Dumping Syndrome is a rapid emptying of the gastric contents into the small intestine that occurs following gastric resection.
Dumping syndrome consists of a series of vasomotor and GI signs and symptoms and occurs in patients who have undergone vagotomy and drainage (especially Billroth procedures).
Two phases of dumping are early and late, can occur. Early dumping takes place 15-30 min after meals and consists of:
crampy abdominal discomfort, nausea, diarrhea, belching, tachycardia, palpitations, diaphoresis, light-headedness, and, rarely, syncope.
These signs and symptoms arise from the rapid emptying of hyperosmolar gastric contents into the small intestine, resulting in a fluid shift into the gut lumen with plasma volume contraction and acute intestinal distention. Release o f vasoactive G I hormones (vasoactive intestinal polypeptide, Neurotensin, motilin ) is also theorized to play a role in early dumping .
The late phase of dumping typically occurs 90 min to 3 h after meals. Vasomotor symptoms (light-headedness, diaphoresis, palpitations, tachycardia, and syncope) predominate during this phase.
- Symptoms occurring 30 minutes after eating
- Nausea and vomiting
- Feelings of abdominal fullness and abdominal cramping
- Palpitations and tachycardia
- Weakness and dizziness
- Borborygmi (loud gurgles indicating hyperperistalsis)
How Dumping Syndrome can be prevented:
- Avoid sugar, salt, and milk.
- Eat a high-protein, high-fat, low-carbohydrate diet.
- Eat small meals and avoid consuming fluids with meals.
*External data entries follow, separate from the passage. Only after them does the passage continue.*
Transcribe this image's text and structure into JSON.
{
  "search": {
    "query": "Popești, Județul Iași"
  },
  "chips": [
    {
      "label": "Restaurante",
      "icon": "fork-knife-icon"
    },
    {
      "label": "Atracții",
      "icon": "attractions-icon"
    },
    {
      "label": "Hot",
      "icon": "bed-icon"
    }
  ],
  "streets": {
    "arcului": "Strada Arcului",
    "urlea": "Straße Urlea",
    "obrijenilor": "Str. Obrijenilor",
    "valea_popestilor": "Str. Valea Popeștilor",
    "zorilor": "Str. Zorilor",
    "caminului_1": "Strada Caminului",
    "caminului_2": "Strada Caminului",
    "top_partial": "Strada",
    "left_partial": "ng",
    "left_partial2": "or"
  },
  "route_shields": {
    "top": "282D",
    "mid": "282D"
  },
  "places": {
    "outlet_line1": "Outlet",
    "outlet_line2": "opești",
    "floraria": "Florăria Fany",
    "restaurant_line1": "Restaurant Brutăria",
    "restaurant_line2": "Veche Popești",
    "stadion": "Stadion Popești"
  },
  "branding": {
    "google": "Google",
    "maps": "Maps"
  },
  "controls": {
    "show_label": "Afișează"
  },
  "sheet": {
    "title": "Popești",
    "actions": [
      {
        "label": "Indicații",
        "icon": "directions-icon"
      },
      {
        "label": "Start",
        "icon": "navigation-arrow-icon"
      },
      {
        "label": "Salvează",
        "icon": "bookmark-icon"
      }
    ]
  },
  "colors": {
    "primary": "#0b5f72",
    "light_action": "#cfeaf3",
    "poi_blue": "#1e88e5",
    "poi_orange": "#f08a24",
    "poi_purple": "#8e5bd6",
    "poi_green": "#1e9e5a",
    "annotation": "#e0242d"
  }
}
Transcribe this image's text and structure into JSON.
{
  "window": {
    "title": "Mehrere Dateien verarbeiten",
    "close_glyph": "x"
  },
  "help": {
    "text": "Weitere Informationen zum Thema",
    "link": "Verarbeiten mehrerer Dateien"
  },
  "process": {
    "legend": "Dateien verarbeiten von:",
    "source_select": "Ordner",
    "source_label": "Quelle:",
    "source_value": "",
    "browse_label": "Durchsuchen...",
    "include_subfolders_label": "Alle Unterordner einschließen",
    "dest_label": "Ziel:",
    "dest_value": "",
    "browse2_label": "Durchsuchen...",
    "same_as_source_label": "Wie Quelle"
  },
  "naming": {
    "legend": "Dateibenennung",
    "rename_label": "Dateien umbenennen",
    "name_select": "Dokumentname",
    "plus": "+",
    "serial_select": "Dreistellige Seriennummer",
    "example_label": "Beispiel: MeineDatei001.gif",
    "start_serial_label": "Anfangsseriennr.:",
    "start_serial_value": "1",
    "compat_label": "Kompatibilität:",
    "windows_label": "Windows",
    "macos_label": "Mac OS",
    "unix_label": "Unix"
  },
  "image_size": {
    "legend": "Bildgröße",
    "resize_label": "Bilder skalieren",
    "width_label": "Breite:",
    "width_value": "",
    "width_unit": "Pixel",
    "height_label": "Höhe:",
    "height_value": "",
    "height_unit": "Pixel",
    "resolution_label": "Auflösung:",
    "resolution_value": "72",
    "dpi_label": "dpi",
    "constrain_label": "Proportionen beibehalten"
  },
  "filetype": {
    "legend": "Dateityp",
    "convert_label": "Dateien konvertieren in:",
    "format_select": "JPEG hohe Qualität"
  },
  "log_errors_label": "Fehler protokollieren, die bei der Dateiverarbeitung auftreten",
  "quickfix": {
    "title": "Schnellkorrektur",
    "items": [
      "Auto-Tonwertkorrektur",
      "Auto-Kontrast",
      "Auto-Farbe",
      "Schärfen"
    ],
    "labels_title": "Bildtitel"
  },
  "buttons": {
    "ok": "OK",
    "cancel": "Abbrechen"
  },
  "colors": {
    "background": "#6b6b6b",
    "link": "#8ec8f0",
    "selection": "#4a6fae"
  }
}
- Lie down after meals.
- Take antispasmodic medications as prescribed to delay gastric emptying.